▸ **WHAT YOU HAVE TO DO**
The records that appear below are to be restated word for word.

▸ **EXCERPTED RECORDS**
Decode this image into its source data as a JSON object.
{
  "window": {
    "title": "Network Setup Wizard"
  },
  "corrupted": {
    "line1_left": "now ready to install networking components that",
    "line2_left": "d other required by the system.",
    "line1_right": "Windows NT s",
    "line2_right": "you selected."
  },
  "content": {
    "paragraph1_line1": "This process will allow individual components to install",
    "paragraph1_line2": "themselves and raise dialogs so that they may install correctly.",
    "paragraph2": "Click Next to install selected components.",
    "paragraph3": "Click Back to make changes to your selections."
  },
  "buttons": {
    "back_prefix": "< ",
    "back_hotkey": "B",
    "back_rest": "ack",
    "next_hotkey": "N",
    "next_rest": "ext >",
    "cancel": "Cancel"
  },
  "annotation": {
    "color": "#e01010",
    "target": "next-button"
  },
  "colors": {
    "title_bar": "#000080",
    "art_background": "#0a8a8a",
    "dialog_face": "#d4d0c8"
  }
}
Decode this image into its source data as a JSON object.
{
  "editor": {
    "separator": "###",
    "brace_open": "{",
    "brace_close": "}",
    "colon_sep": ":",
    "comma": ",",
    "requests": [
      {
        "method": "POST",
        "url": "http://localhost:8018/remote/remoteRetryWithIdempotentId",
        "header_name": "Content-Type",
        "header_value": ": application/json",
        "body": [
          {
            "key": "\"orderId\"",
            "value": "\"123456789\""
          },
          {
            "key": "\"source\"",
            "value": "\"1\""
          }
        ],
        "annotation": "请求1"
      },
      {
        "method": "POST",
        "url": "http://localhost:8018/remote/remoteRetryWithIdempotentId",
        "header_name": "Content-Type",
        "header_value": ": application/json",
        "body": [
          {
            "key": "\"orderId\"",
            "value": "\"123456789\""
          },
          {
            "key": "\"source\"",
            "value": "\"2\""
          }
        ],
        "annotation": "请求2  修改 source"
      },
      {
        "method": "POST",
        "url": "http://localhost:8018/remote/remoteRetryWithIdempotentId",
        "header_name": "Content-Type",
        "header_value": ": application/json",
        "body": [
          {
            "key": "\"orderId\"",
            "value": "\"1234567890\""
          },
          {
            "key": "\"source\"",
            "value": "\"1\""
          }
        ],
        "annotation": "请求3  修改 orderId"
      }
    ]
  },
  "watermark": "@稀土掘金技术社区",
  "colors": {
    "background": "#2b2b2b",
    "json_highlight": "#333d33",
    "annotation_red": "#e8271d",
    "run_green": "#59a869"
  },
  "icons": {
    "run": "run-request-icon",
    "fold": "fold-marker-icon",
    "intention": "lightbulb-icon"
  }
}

▸ **TASK RESPONSE**
Decode this image into its source data as a JSON object.
{
  "window": {
    "title": "Network Setup Wizard"
  },
  "corrupted": {
    "line1_left": "now ready to install networking components that",
    "line2_left": "d other required by the system.",
    "line1_right": "Windows NT s",
    "line2_right": "you selected."
  },
  "content": {
    "paragraph1_line1": "This process will allow individual components to install",
    "paragraph1_line2": "themselves and raise dialogs so that they may install correctly.",
    "paragraph2": "Click Next to install selected components.",
    "paragraph3": "Click Back to make changes to your selections."
  },
  "buttons": {
    "back_prefix": "< ",
    "back_hotkey": "B",
    "back_rest": "ack",
    "next_hotkey": "N",
    "next_rest": "ext >",
    "cancel": "Cancel"
  },
  "annotation": {
    "color": "#e01010",
    "target": "next-button"
  },
  "colors": {
    "title_bar": "#000080",
    "art_background": "#0a8a8a",
    "dialog_face": "#d4d0c8"
  }
}
Decode this image into its source data as a JSON object.
{
  "editor": {
    "separator": "###",
    "brace_open": "{",
    "brace_close": "}",
    "colon_sep": ":",
    "comma": ",",
    "requests": [
      {
        "method": "POST",
        "url": "http://localhost:8018/remote/remoteRetryWithIdempotentId",
        "header_name": "Content-Type",
        "header_value": ": application/json",
        "body": [
          {
            "key": "\"orderId\"",
            "value": "\"123456789\""
          },
          {
            "key": "\"source\"",
            "value": "\"1\""
          }
        ],
        "annotation": "请求1"
      },
      {
        "method": "POST",
        "url": "http://localhost:8018/remote/remoteRetryWithIdempotentId",
        "header_name": "Content-Type",
        "header_value": ": application/json",
        "body": [
          {
            "key": "\"orderId\"",
            "value": "\"123456789\""
          },
          {
            "key": "\"source\"",
            "value": "\"2\""
          }
        ],
        "annotation": "请求2  修改 source"
      },
      {
        "method": "POST",
        "url": "http://localhost:8018/remote/remoteRetryWithIdempotentId",
        "header_name": "Content-Type",
        "header_value": ": application/json",
        "body": [
          {
            "key": "\"orderId\"",
            "value": "\"1234567890\""
          },
          {
            "key": "\"source\"",
            "value": "\"1\""
          }
        ],
        "annotation": "请求3  修改 orderId"
      }
    ]
  },
  "watermark": "@稀土掘金技术社区",
  "colors": {
    "background": "#2b2b2b",
    "json_highlight": "#333d33",
    "annotation_red": "#e8271d",
    "run_green": "#59a869"
  },
  "icons": {
    "run": "run-request-icon",
    "fold": "fold-marker-icon",
    "intention": "lightbulb-icon"
  }
}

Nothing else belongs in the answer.